QinetiQ tests new MAN military trucks through tropical, desert and Arctic conditions
By Kyle Sherer
January 23, 2008
January 24, 2008 QinetiQ has put 12 types of MAN military logistic trucks through simulated hell and back as part of an 18-month evaluation contract. Over three separate six week phases, the 12 models of the new supply vehicles destined for the U.K. Ministry of Defense have been subjected to temperatures ranging from 49°C to -46°C, through dry, hot, wet and humid conditions that simulated desert, tropical and Arctic environments.
The first phase simulated hot conditions, with solar levels for a typical day cycle reaching 1120 watts per square meter. The second phase was tropical, and involved relative humidity levels of 80%. The final, Arctic, phase simulated temperatures of -46°C for the specially prepared winterized vehicles, and a chilly -32°C for the standard fleet.
Each of the phases involved regular checks of every piece of equipment on the vehicles, including engine starts, heating and cooling systems, brakes, wipers and ancillary items like winches, pumps and cranes. Further testing for the winterized variant is planned for early 2008.
The MAN support vehicles will be the logistic workhorse for the military, and are considerably more advanced than their predecessors. The trucks are fitted with more comfortable cabs, air conditioning and the latest in diagnostic and fault finding systems. They can also be fitted with an armor pack to protect crew from small arms fire and mine blasts. The contract between MOD and MAN is worth £1.3 billion, (US$2.5 billion), and includes over 7000 vehicles in 4x4, 6x6 and 8x8 wheel variants. The trucks will be used by the Army, Royal Marines and RAF, and are expected to be in service for at least 20 years. They’re designed to carry around 400 defined loads and will replace a diverse fleet of carriers, some of which date back to the 1970s.
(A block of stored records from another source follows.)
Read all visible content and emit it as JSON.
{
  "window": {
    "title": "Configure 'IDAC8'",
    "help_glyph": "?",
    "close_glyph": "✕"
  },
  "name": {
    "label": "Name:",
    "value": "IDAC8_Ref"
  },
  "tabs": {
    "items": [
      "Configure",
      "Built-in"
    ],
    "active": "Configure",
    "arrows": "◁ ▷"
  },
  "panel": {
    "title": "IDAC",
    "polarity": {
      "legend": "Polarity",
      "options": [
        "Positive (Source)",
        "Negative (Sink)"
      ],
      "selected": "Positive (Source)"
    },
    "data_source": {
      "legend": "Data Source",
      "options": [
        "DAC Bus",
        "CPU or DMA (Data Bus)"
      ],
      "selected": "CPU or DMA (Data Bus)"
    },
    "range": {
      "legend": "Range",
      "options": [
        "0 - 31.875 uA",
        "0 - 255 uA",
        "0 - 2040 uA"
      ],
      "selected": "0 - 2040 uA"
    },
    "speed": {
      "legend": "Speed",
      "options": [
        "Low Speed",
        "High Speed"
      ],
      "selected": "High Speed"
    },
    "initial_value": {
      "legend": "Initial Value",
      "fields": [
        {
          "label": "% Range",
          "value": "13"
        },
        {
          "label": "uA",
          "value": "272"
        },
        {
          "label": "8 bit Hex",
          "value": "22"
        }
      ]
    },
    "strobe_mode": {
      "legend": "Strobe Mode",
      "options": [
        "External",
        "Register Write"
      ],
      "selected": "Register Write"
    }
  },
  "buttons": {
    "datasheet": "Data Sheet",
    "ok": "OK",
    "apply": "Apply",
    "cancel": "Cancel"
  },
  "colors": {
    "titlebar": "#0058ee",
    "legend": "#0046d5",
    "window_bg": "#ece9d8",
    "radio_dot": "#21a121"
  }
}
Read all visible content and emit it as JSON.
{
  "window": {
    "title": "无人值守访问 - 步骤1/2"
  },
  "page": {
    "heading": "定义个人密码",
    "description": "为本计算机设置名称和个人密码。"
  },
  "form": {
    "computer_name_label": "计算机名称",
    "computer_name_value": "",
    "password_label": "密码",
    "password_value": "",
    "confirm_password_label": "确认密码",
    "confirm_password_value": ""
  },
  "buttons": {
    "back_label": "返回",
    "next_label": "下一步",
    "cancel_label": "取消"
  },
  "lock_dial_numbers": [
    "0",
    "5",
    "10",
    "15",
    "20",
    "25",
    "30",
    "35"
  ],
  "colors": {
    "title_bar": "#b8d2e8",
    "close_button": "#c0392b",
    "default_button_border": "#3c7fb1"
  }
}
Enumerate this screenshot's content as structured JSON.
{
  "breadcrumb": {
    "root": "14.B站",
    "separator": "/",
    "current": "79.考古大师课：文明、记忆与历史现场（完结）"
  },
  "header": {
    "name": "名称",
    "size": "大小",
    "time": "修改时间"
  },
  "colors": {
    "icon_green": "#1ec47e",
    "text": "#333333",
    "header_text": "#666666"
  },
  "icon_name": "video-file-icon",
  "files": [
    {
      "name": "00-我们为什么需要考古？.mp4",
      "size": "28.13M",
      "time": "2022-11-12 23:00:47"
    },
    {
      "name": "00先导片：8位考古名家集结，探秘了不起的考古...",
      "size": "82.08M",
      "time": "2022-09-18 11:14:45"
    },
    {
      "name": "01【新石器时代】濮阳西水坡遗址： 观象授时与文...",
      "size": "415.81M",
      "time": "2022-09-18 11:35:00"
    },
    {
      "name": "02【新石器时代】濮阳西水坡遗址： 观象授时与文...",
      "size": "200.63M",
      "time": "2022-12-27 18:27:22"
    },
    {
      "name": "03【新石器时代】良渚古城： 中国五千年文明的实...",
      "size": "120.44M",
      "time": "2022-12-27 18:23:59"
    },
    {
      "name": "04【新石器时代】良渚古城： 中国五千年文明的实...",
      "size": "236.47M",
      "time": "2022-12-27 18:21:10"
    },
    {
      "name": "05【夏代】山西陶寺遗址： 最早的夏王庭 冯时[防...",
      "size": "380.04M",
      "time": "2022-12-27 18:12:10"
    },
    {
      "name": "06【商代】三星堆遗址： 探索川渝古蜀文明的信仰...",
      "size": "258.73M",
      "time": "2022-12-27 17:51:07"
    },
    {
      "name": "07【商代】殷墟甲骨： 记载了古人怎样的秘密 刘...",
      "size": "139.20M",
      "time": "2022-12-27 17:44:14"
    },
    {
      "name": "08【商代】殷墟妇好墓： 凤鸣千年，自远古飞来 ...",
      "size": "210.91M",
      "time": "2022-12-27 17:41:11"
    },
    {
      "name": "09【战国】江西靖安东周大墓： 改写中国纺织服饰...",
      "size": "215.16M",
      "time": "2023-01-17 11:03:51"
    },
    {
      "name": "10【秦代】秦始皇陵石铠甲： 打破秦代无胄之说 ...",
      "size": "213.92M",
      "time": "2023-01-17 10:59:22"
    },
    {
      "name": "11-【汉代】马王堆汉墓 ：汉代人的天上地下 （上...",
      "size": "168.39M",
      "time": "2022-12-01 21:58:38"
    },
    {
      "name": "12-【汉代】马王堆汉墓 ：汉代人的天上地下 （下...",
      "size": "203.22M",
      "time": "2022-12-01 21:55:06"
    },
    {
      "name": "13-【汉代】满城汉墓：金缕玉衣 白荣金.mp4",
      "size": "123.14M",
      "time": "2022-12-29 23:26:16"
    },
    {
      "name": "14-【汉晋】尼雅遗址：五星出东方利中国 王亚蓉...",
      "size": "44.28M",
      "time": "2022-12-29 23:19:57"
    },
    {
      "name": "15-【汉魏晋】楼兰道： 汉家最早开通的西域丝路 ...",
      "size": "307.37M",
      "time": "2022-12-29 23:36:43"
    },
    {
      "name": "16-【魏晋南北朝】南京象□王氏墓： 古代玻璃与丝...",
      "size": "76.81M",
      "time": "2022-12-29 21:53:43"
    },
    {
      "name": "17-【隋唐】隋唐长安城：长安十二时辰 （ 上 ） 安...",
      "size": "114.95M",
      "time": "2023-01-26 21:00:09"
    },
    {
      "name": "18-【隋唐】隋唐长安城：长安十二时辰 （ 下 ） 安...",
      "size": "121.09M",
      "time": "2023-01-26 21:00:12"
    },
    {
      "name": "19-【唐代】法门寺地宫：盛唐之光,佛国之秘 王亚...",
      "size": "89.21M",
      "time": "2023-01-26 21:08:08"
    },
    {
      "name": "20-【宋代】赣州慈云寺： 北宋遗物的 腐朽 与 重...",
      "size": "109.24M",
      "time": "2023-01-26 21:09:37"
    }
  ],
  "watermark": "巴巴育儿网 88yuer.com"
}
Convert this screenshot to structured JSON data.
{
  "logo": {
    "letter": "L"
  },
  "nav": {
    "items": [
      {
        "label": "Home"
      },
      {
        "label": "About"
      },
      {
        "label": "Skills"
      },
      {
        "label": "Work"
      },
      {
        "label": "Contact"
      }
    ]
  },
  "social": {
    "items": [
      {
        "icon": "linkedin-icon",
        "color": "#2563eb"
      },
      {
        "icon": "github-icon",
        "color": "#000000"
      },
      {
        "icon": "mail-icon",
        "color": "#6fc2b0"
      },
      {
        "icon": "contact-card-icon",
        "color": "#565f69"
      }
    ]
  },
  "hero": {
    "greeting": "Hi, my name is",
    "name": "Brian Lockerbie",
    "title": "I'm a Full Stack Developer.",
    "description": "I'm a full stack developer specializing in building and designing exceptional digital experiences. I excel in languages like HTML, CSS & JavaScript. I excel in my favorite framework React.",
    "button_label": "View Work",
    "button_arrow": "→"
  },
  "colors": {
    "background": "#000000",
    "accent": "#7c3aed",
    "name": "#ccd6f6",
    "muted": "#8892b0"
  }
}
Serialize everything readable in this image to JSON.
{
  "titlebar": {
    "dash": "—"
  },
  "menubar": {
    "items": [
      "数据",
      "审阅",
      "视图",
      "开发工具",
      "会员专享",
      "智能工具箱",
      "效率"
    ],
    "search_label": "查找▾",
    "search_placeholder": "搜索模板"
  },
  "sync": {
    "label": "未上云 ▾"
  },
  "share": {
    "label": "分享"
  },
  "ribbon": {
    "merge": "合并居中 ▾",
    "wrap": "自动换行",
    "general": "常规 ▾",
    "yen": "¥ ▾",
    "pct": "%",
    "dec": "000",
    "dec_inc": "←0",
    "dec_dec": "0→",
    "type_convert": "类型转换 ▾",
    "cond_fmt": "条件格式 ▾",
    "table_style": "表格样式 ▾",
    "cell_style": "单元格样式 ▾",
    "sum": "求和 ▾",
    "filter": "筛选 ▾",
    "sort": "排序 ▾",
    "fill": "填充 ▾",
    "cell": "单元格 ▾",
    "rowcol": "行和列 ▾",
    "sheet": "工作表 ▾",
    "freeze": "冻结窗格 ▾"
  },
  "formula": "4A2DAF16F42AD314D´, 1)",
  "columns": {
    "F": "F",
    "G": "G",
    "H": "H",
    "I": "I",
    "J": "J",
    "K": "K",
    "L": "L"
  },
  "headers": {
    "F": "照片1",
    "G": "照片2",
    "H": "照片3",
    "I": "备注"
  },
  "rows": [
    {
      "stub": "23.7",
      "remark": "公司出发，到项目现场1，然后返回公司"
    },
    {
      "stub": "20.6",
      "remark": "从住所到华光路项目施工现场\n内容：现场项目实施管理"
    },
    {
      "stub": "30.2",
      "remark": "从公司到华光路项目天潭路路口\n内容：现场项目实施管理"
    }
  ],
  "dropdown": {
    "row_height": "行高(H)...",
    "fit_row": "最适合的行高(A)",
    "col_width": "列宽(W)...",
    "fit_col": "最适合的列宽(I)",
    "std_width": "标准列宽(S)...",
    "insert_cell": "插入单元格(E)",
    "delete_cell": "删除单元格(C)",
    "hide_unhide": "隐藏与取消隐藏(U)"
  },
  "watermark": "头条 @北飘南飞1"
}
Lord Drayson, the then Minister of State for Defence Equipment and Support, when announcing delivery of the first 161 vehicles back in August 2007 said: "These trucks will give our front line forces a much improved vehicle for moving vital supplies such as ammunition, food and water while on operations. They will be able to operate across rough terrain, in extreme environments of hot and cold, and can drive ashore from landing craft."